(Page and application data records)

--- START ---

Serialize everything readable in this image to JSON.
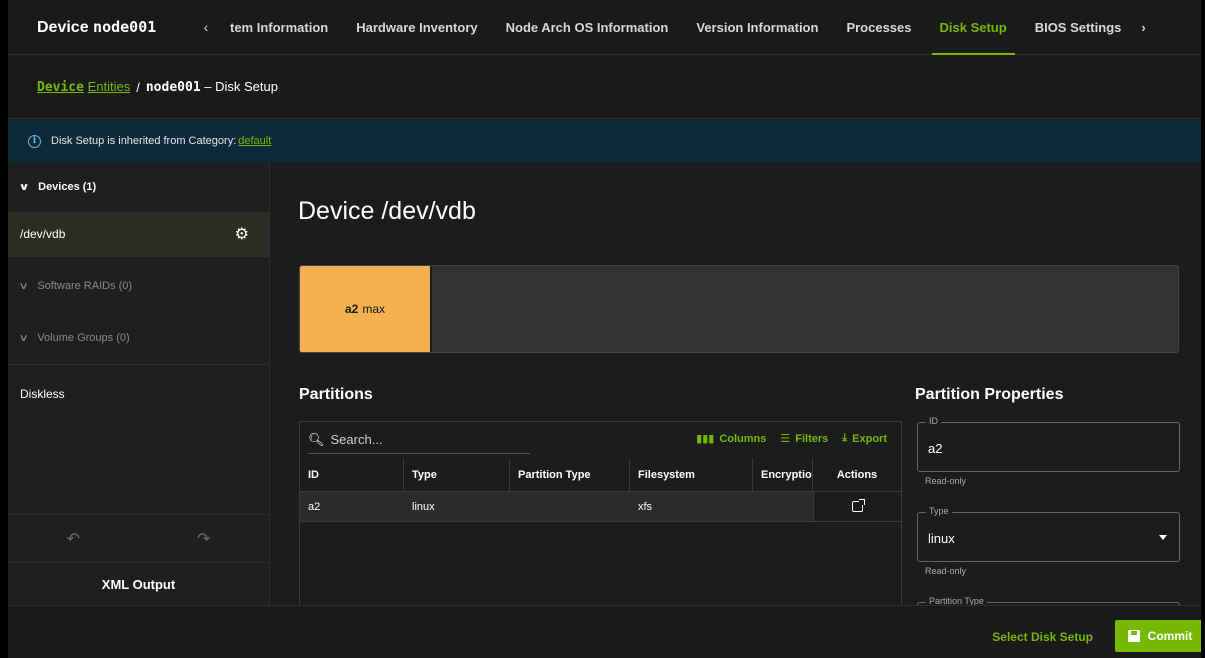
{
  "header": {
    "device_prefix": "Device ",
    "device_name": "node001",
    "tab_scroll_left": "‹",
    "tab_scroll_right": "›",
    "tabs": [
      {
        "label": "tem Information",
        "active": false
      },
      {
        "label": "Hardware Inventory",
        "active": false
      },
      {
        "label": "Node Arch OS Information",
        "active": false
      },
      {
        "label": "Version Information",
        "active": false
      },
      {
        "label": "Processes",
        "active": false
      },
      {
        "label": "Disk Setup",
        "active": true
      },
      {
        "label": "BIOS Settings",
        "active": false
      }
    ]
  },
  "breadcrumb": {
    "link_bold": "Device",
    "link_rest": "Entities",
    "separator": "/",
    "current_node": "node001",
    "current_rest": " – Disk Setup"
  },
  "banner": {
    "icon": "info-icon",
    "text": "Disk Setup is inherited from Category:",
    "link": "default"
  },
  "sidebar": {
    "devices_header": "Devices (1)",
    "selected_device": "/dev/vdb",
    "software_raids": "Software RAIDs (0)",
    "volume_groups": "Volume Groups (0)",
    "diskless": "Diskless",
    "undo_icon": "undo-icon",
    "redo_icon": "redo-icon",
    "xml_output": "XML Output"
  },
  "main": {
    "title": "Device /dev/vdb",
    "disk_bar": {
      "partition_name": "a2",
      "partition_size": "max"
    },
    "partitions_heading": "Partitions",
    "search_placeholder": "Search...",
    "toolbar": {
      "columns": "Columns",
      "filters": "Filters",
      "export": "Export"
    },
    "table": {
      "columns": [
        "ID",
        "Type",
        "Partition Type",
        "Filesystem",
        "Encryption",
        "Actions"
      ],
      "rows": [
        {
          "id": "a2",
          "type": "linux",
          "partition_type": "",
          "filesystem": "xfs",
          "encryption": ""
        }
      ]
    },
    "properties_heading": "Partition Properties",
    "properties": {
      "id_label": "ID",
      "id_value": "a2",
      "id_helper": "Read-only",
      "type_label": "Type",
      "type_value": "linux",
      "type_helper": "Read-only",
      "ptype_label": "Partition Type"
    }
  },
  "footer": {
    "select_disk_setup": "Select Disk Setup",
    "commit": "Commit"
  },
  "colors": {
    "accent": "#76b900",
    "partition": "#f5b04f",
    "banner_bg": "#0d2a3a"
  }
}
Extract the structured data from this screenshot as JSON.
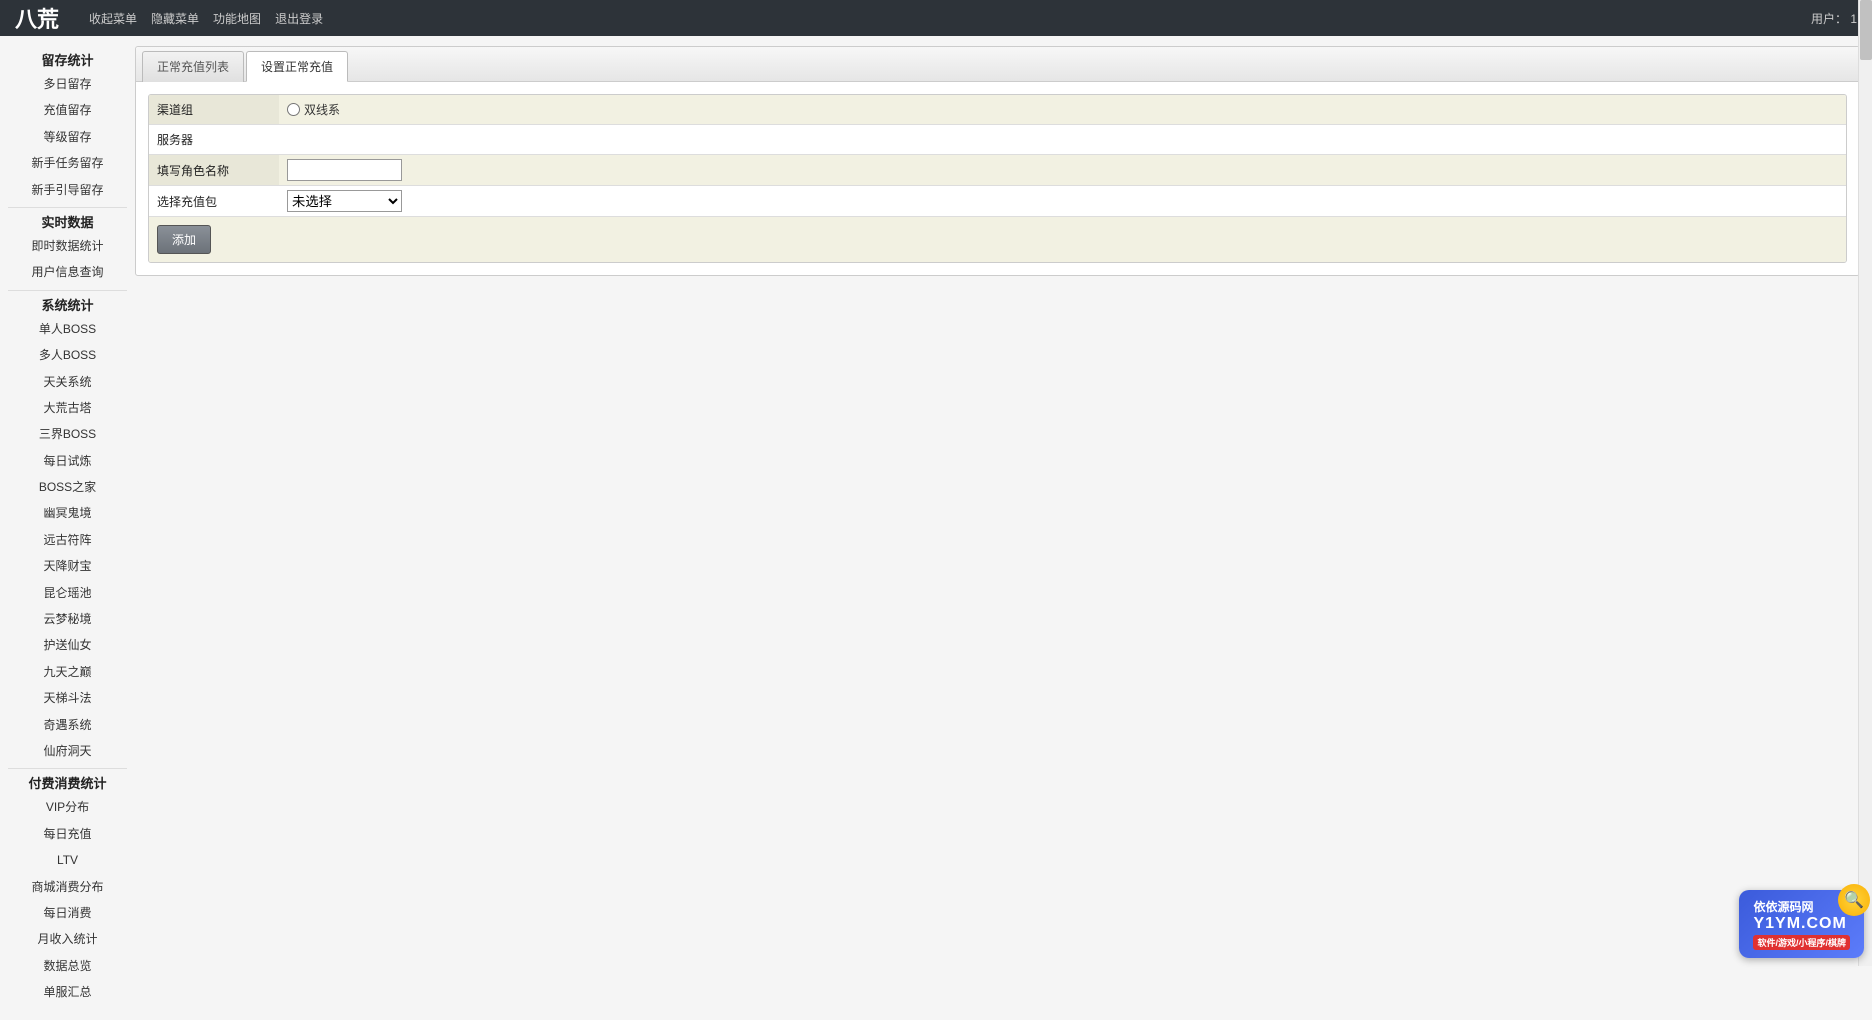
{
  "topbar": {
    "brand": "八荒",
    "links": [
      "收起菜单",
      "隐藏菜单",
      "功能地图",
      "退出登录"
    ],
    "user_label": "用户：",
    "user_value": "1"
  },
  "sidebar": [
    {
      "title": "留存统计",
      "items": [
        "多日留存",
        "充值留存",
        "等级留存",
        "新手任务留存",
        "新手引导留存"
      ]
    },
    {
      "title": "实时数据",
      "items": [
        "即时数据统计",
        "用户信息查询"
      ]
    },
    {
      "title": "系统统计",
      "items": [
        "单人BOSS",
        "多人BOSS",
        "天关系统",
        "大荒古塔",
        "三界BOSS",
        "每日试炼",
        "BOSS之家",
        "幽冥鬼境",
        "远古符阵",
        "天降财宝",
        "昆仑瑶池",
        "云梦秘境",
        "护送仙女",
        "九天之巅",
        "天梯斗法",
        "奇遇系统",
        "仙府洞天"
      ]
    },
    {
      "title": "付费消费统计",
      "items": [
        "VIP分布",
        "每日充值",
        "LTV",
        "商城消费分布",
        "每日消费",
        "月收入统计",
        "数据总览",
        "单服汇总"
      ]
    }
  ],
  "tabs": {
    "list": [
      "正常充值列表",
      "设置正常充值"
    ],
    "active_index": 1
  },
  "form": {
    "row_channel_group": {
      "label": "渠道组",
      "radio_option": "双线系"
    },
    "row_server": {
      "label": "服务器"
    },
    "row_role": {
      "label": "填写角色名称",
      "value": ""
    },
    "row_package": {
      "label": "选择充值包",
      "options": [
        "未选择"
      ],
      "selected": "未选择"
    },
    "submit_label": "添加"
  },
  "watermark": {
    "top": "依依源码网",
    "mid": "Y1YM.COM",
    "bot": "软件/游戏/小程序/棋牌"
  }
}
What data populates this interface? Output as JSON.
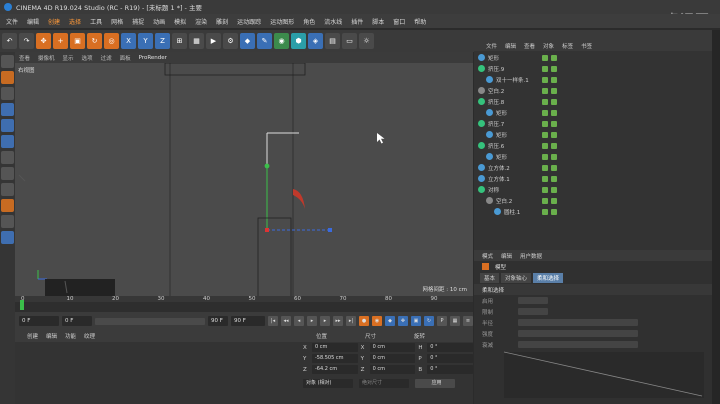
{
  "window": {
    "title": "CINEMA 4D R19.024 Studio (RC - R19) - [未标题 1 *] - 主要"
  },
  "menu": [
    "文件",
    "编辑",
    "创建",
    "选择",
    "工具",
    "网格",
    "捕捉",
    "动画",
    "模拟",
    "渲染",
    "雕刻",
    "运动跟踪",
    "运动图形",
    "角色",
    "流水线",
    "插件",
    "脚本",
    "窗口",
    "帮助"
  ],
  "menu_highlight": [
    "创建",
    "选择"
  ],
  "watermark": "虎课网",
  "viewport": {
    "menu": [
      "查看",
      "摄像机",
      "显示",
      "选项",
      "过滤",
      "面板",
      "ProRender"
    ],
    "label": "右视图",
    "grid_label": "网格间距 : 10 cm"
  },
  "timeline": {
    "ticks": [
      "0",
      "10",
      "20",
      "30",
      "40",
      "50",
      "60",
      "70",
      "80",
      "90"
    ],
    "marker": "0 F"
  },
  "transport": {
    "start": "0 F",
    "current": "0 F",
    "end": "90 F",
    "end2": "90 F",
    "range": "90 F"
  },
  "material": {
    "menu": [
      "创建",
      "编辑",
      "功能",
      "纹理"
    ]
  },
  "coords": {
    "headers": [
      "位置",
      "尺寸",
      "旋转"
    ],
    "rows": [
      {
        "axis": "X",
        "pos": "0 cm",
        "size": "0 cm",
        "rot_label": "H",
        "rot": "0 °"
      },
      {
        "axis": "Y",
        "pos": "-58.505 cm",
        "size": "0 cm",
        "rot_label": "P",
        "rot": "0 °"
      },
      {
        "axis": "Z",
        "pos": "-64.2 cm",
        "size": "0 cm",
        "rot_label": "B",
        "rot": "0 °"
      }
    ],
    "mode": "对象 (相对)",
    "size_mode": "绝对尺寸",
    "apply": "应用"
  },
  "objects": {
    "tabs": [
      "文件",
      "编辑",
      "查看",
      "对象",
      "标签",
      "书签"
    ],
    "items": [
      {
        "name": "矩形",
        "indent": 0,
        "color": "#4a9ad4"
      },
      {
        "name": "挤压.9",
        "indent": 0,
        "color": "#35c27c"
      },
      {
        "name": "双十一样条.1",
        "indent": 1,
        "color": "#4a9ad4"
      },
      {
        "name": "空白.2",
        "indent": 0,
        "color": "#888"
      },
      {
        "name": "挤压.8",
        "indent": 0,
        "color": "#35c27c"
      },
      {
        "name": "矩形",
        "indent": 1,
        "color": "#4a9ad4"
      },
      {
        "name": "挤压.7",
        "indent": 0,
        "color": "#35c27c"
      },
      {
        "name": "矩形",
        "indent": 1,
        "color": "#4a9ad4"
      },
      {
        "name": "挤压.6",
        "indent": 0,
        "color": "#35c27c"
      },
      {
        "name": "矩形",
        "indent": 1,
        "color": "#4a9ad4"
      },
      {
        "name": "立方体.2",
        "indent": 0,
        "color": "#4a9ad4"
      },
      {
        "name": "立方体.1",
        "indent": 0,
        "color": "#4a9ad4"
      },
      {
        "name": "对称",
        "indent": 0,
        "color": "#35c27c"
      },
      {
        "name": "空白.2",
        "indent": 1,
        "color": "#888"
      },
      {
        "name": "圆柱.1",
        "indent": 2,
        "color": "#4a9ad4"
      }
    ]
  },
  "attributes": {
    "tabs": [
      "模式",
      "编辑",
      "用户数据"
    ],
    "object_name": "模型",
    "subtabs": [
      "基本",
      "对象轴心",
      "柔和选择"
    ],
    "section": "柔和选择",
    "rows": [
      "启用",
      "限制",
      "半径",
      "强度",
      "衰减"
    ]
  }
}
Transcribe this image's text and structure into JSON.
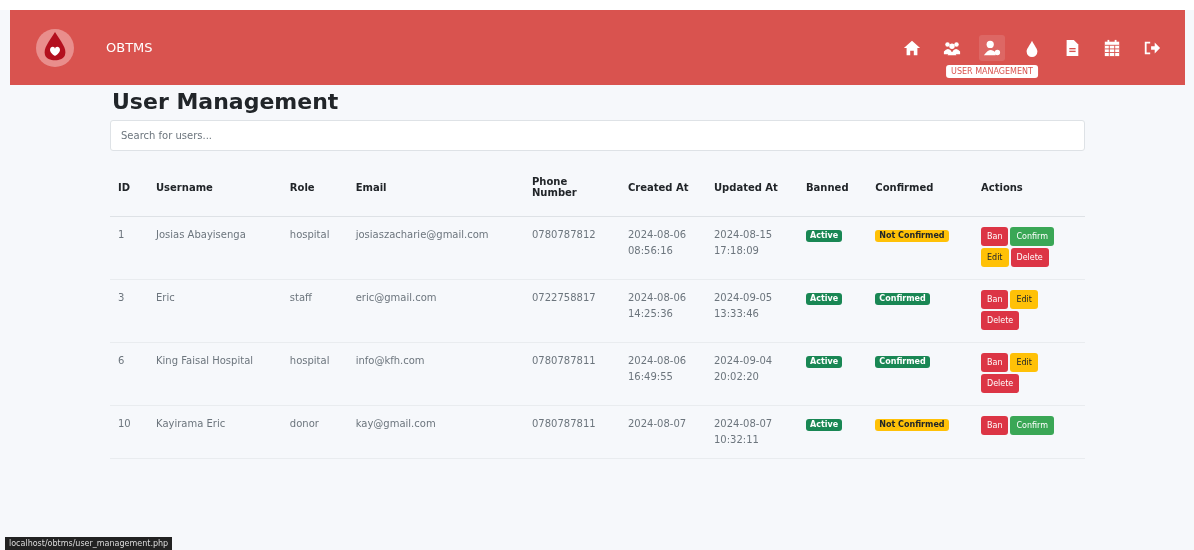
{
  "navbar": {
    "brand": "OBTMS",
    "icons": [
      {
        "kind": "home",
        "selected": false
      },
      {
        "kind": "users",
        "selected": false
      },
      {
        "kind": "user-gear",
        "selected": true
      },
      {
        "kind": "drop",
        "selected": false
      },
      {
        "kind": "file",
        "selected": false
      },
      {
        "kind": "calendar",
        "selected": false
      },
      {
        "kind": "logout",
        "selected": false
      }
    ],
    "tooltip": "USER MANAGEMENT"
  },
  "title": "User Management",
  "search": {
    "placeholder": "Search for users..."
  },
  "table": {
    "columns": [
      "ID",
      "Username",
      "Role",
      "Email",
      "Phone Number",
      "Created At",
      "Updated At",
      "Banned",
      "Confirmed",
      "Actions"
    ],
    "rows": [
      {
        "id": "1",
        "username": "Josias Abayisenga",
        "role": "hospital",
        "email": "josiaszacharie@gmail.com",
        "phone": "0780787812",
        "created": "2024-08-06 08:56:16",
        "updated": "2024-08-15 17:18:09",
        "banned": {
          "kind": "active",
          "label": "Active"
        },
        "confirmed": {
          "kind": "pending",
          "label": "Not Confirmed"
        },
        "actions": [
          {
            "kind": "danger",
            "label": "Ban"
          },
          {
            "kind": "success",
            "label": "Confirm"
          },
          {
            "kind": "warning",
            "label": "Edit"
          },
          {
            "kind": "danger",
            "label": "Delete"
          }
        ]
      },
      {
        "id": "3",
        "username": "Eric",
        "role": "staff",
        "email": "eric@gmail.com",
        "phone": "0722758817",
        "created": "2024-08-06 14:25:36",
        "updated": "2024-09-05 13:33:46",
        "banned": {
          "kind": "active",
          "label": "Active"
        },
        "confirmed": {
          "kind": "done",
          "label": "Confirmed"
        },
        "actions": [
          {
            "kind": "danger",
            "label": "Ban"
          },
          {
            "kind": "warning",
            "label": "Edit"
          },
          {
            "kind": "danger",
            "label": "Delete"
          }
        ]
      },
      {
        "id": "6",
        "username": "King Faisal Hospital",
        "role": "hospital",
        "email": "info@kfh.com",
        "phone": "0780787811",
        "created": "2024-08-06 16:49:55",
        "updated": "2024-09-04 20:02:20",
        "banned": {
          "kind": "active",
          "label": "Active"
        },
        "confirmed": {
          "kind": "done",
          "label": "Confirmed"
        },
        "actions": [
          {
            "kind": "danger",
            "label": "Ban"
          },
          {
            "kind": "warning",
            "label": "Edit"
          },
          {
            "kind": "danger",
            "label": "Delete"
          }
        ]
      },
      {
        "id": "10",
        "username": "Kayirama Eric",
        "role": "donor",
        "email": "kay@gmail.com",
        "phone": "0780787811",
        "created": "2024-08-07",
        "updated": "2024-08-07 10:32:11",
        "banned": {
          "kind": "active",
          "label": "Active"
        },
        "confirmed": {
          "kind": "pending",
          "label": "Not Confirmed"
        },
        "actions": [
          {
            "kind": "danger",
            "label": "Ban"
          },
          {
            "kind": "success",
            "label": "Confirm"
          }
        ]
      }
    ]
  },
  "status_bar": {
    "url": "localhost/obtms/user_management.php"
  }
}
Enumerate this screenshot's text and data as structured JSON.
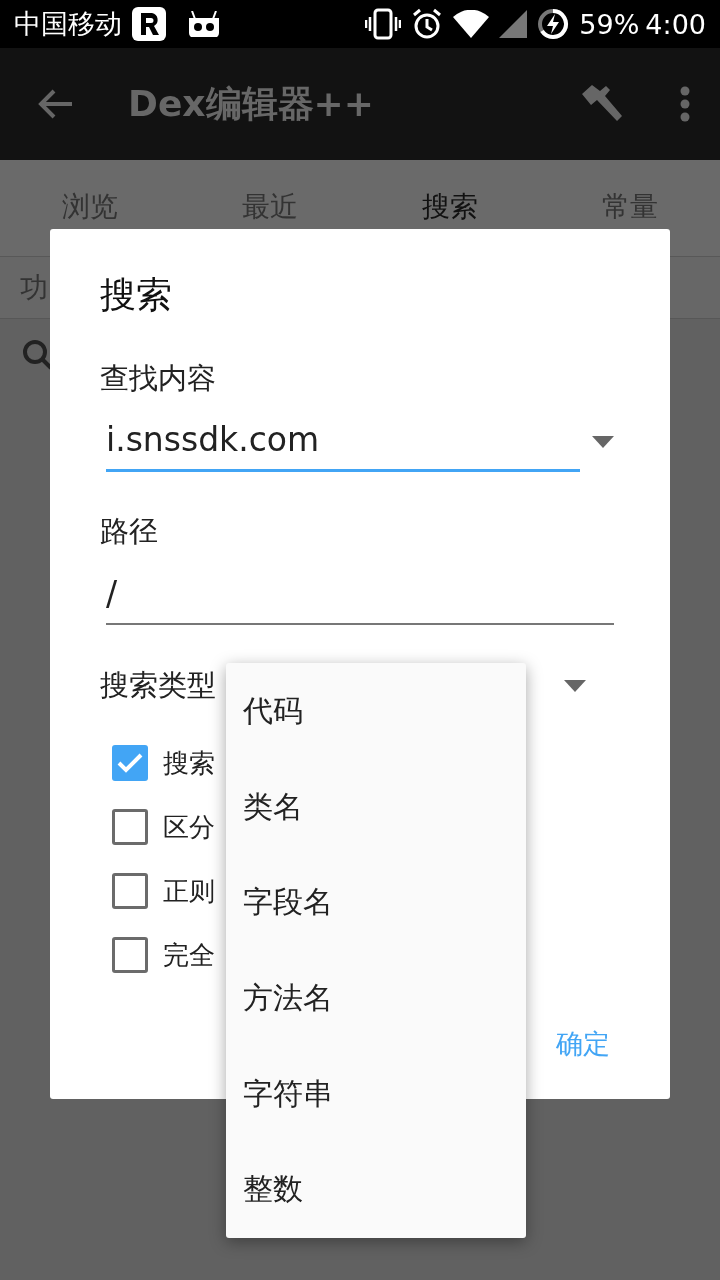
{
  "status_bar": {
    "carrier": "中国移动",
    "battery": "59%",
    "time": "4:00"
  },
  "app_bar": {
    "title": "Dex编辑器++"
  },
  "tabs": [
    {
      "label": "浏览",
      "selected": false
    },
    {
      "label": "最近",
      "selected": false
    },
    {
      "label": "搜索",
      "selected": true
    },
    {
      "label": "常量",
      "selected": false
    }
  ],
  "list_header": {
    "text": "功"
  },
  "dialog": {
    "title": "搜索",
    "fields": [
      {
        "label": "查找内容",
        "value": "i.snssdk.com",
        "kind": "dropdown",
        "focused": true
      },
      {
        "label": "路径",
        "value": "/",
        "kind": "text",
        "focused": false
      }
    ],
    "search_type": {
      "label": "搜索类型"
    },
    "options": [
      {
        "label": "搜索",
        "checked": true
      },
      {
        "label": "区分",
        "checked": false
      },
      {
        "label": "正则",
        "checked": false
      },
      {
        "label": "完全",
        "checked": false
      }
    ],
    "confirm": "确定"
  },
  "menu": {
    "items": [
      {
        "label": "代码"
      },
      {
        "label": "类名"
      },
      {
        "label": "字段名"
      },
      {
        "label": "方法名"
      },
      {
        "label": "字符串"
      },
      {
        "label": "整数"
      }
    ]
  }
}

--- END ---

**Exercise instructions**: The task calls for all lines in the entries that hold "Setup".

**Your solution**:
        "label": "Disk Setup",
    "current_rest": " – Disk Setup"
    "text": "Disk Setup is inherited from Category:",
    "select_disk_setup": "Select Disk Setup",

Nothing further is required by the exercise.